Upon completion of the anthropology major, a student will have demonstrated a command of the methods and processes of contemporary anthropology, the ability to complete a sustained research project, and the ability to present their work in writing and in discussion. Majors will be able to:
- Demonstrate command of the work and methods of contemporary anthropology:
- Recognize, analyze and compare key theoretical frameworks that have shaped the intellectual genealogy of Anthropology as a discipline (eg., the Boasians, Durkheimian structural-functionalism, structuralism, interpretive or symbolic anthropology, the postcolonial turn, etc.).
- Apply such frameworks in analyzing specific ethnographic or historical phenomena
- Analyze a descriptive ethnographic excerpt from classical and contemporary anthropological texts
- Formulate a proposal for pursuing further anthropological analysis of the material, including accessing, collecting and analyzing additional data
- Execute and defend a significant independent research project in anthropology:
- Formulate a significant research topic
- Develop and pursue a methodology appropriate to a research topic
- Situate the argument within anthropological and social theoretical literature

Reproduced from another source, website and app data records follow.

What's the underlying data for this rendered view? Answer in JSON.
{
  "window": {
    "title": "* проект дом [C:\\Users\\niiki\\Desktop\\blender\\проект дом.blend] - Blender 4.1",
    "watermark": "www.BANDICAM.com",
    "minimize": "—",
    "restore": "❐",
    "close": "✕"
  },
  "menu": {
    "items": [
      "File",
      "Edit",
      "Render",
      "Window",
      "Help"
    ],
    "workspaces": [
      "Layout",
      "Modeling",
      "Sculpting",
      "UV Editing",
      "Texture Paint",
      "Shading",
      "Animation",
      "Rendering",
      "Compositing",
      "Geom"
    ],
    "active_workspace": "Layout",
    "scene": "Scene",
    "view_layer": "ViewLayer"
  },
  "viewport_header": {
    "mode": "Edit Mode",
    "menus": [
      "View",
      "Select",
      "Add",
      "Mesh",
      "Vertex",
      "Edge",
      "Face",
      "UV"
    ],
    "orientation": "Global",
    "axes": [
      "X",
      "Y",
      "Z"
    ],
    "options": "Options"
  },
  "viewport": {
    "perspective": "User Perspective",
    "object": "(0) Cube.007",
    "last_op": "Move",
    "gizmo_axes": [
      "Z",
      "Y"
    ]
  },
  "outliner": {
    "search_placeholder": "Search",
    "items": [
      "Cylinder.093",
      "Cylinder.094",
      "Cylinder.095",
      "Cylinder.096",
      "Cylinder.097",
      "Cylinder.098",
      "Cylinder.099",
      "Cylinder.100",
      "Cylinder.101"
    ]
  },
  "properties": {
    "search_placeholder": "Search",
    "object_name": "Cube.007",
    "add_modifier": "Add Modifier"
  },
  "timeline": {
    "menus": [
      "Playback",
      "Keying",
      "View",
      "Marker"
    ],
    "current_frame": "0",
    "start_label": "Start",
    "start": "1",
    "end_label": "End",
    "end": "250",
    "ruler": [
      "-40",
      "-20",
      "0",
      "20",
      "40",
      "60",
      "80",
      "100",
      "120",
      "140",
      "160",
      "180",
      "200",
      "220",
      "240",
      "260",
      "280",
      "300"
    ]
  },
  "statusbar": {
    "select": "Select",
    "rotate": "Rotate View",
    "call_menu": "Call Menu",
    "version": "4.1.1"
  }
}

- Articulate an original anthropological argument and mobilize ethnographic or historical data (whether gathered through first-hand fieldwork, through archival or other primary documents, or culled from secondary sources) to support it.
- Independently investigate the topic with the support of an advisor
- Respond appropriately to feedback
- Communicate work done
- Write a clear and coherent document that is substantially longer than a traditional term paper or project and formatted in a style appropriate to the approach
- Communicate both to experts in the field and non-experts
- Orally present, discuss and defend work done
The primary assessment tool for learning in the major at Reed and the level of student achievement in the major area is the senior thesis; the junior qualifying examination, which assesses a student's readiness for thesis, provides a preliminary assessment tool. For more information on the thesis and the Junior Qualifying Exam, see Junior Qual and Resources for Seniors.